→ **ACTIVITY**
The copy must match the data word for word and contain no pictures.

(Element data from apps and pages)
━━━

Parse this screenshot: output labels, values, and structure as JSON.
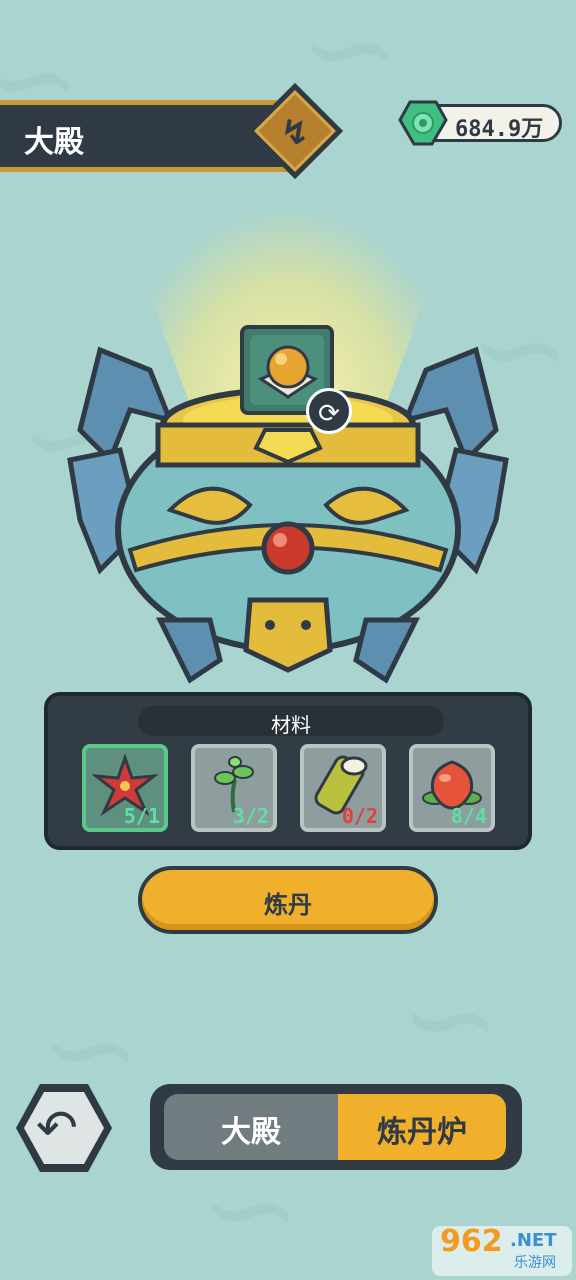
{
  "header": {
    "title": "大殿",
    "badge": "↯"
  },
  "currency": {
    "value": "684.9万",
    "icon": "jade-gem-icon"
  },
  "product": {
    "icon": "golden-pill-icon",
    "swap_icon": "swap-icon",
    "swap_glyph": "⟳"
  },
  "materials": {
    "title": "材料",
    "items": [
      {
        "name": "red-flower",
        "count": "5/1",
        "state": "enough",
        "color": "#5fe0a3"
      },
      {
        "name": "green-herb",
        "count": "3/2",
        "state": "enough",
        "color": "#5fe0a3"
      },
      {
        "name": "bamboo-tube",
        "count": "0/2",
        "state": "lacking",
        "color": "#e0413e"
      },
      {
        "name": "peach-fruit",
        "count": "8/4",
        "state": "enough",
        "color": "#5fe0a3"
      }
    ]
  },
  "actions": {
    "craft_label": "炼丹",
    "back_glyph": "↶"
  },
  "tabs": [
    {
      "label": "大殿",
      "selected": false
    },
    {
      "label": "炼丹炉",
      "selected": true
    }
  ],
  "watermark": {
    "num": "962",
    "net": ".NET",
    "sub": "乐游网"
  },
  "colors": {
    "accent": "#f1b02c",
    "dark": "#2f3a44",
    "background": "#a9d4cf"
  }
}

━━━

→ **RESULT**
Parse this screenshot: output labels, values, and structure as JSON.
{
  "header": {
    "title": "大殿",
    "badge": "↯"
  },
  "currency": {
    "value": "684.9万",
    "icon": "jade-gem-icon"
  },
  "product": {
    "icon": "golden-pill-icon",
    "swap_icon": "swap-icon",
    "swap_glyph": "⟳"
  },
  "materials": {
    "title": "材料",
    "items": [
      {
        "name": "red-flower",
        "count": "5/1",
        "state": "enough",
        "color": "#5fe0a3"
      },
      {
        "name": "green-herb",
        "count": "3/2",
        "state": "enough",
        "color": "#5fe0a3"
      },
      {
        "name": "bamboo-tube",
        "count": "0/2",
        "state": "lacking",
        "color": "#e0413e"
      },
      {
        "name": "peach-fruit",
        "count": "8/4",
        "state": "enough",
        "color": "#5fe0a3"
      }
    ]
  },
  "actions": {
    "craft_label": "炼丹",
    "back_glyph": "↶"
  },
  "tabs": [
    {
      "label": "大殿",
      "selected": false
    },
    {
      "label": "炼丹炉",
      "selected": true
    }
  ],
  "watermark": {
    "num": "962",
    "net": ".NET",
    "sub": "乐游网"
  },
  "colors": {
    "accent": "#f1b02c",
    "dark": "#2f3a44",
    "background": "#a9d4cf"
  }
}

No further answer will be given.